Percentage of the requests served within a certain time (ms)
  50%   1115
  66%   1184
  75%   1246
  80%   1263
  90%   1312
  95%   1342
  98%   1357
  99%   2812
 100%   2812 (longest request)

As we can see, CosmosDB performs much better. CosmosDB-backed Azure Functions managed 1.0s mean response times with 100 concurrent users, compared to the 5.8s of the SQLite-backed Azure Functions used in this project. Response times of an SQLite-backed Azure Function are about 5-6 times those of a CosmosDB-backed Azure Function.

Cold starts are also much worse with an SQLite-backed Azure Function than a CosmosDB one. My experience is that CosmosDB-backed functions have 4-6s response times for cold functions, compared to 10-15s response times for cold SQLite-backed functions. I would hypothesize that additional time is required to mount the storage to the Azure Function compute which isn't required when using an external database such as CosmosDB. Clearly, Azure does not intend for the file system to be used in this way.
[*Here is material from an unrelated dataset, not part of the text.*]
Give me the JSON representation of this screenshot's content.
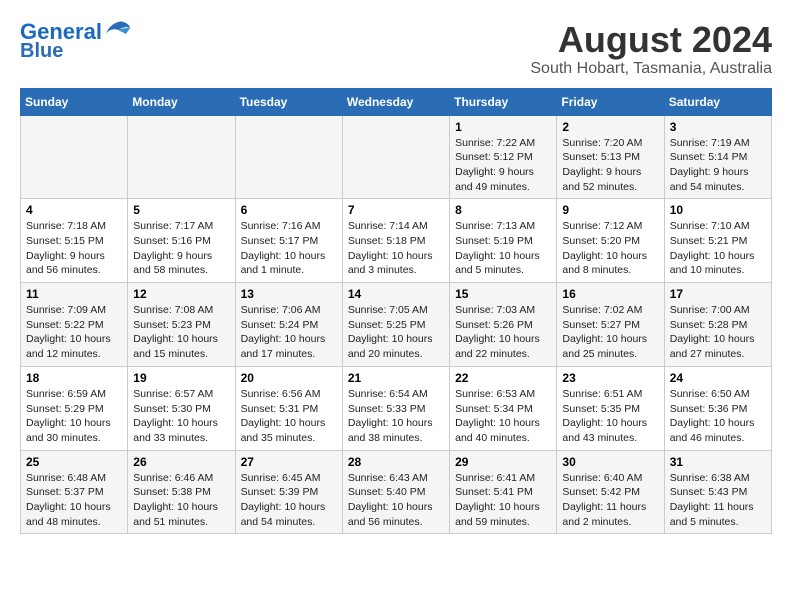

Closing thoughts

  • SQLite with Azure Functions is possible, but it is slow for 100 concurrent users (~6s response times). It also aggravates the cold-start delay by a factor of 2-3x. Building an application with Azure Functions and SQLite would only make sense for a personal project with a handful of users, and even then, other options such as CosmosDB/Azure Table/Azure SQL should be considered.

  • The deployment of SQLite was complicated because of the need to get correct native bindings for SQLite file access.

  • Creating an HTML file as a JavaScript template literal is not ideal since data from the backend JS needs to be copied over to and the frontend JS using JSON.parse() and goes against the concept of separation of concerns.

  • If I were to rebuild this application, it would be as a static web application (React or HTML/JS), with Azure Functions providing REST API endpoints and CosmosDB providing storage. The development process would be simplified, more reliable, and officially supported by Azure Static Web Apps.


This project was a proof-of-concept of SQLite on Azure Functions. While the concept is proven, the poor performance of the solution is a limiting factor for any serious use cases. This approach could only be considered for personal projects, but even then, Azure Static Web Apps and Cosmos DB should be strongly considered for their superior performance and better developer experience.

Additional Notes

Linux Function Apps do not provide read access to files after deployment, unlike Windows Function Apps. This means that Windows Function Apps would be a better candidate for an Azure Function/SQLite deployment since the db.sqlite3 could be downloaded and viewed at any time. However, Linux Function Apps allow remote build (with the func azure functionapp publish <FUNCTION_APP_NAME> -b remote command), which facilitates the deployment as the build process downloads the correct SQLite3 native bindings.


Building a Micro Web API with Azure Functions and SQLite, SQLite is not a toy database , Deployment technologies in Azure Functions